The adoption of gene editing (GE) technology in agriculture could put jobs at risk, warns Unite the Union.
The union has urged caution over the use of GE technology following moves by both the UK Government and European Commission to review its use.
Last week the European Commission launched a review into EU laws governing GE technology, while the UK Government’s Environment Secretary George Eustice launched a consultation on its use in January.
Unite’s national officer for food, drink and agriculture, Bev Clarkson, said promises about the perceived benefits of GE technology – including pesticide reduction and plants being adapted for climate change – were also made by companies pushing the first generation of genetically modified (GM) crops.
“Those promises failed to materialise then and are now being made in relation to gene editing by many of the same agri-tech multinationals,” added Ms Clarkson.
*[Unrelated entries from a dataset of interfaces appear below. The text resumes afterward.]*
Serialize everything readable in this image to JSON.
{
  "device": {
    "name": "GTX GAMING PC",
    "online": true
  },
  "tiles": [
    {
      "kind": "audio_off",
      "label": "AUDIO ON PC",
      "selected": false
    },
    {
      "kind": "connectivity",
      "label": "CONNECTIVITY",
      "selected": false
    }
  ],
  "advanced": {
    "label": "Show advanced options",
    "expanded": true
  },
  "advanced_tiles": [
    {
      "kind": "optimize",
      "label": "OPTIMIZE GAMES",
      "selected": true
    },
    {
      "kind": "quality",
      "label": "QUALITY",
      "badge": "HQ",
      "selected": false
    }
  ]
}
“These companies have proved time and time again that their quest for market dominance obliterates labour or environmental rights regardless of where they operate.”
She said there may be some legitimate benefits to GE in agriculture, but Unite members across the food industry – from farming to manufacturing – were “deeply concerned” about the technology’s potential impact on the environment, consumer health and jobs.
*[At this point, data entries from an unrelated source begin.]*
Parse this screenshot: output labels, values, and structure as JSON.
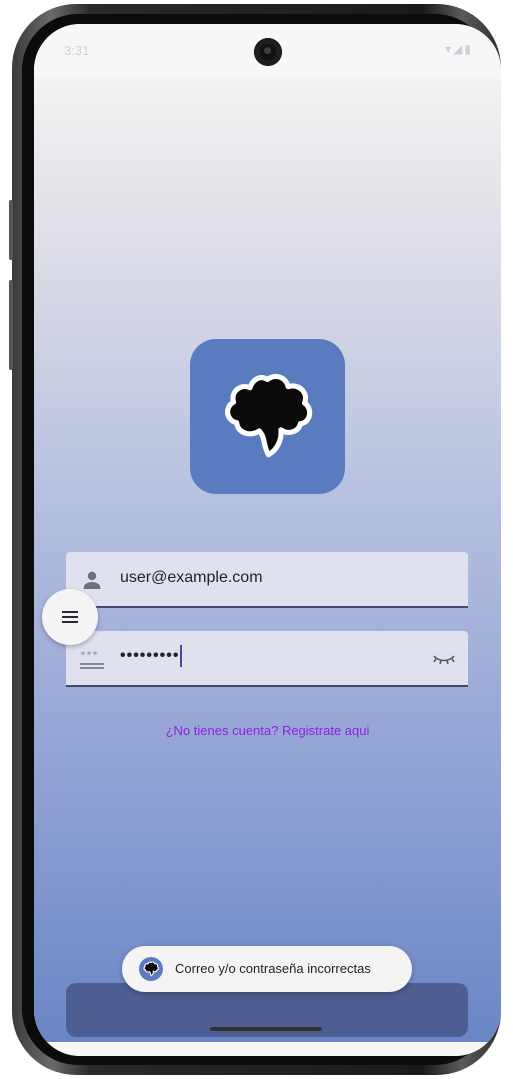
{
  "status_bar": {
    "time": "3:31",
    "icons": "▾◢▮"
  },
  "login": {
    "email_value": "user@example.com",
    "password_value": "•••••••••",
    "register_link": "¿No tienes cuenta? Registrate aqui"
  },
  "snackbar": {
    "message": "Correo y/o contraseña incorrectas"
  },
  "colors": {
    "logo_bg": "#5b7bc0",
    "link": "#8f1fe0",
    "bottom_bar": "#4e5e93",
    "field_bg": "#dfe2ee"
  },
  "icons": {
    "email_field": "person-icon",
    "password_field": "password-icon",
    "password_toggle": "eye-closed-icon",
    "fab": "menu-icon",
    "logo": "puzzle-blob-logo"
  }
}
“Despite both the UK and the EU seemingly heading in the same direction on gene editing, we also have concerns that changes to regulatory regimes could lead to trading barriers that hurt the British food industry and ultimately impact our members’ jobs,” added Ms Clarkson.
“We call on the UK Government to deliver a cast iron guarantee that this will not happen.”
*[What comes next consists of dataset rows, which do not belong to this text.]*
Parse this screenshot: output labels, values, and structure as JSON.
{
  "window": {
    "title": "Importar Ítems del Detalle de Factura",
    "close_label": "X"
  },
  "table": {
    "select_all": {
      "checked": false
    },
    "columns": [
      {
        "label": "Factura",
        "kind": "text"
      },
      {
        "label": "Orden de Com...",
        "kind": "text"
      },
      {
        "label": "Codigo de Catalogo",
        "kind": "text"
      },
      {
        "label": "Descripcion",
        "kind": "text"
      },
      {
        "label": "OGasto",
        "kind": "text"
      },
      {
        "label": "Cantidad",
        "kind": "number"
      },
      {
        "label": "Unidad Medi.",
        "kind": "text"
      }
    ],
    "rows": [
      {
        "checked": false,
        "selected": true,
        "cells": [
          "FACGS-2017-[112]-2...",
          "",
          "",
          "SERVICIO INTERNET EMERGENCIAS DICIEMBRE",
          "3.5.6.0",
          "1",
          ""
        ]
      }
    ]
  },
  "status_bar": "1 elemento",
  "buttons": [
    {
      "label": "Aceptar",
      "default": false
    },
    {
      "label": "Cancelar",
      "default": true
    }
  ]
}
Farming union NFU Scotland supports the adoption of GE technology and says it is needed to help Scottish farmers and crofters meet climate change targets.
The union’s crops policy manager, David Michie, said GE technology is different from GM because it does not involve adding genes from different organisms.
He said: “There are a lot of things that need to be done to address the challenges we now face, and GE is a tool that should be taken out and used to move forward to a net-zero future.”
The Scottish Government has previously spoken against the use of GE technology, however Fergus Ewing – who served as Rural Economy Secretary in the previous Scottish Government – hinted towards a change in the SNP’s stance towards the technology.
Mr Ewing recently told an NFU Scotland online hustings that he accepted there was a difference between GE and GM – which is currently banned in Scotland – and said “we should keep a watching brief on science”.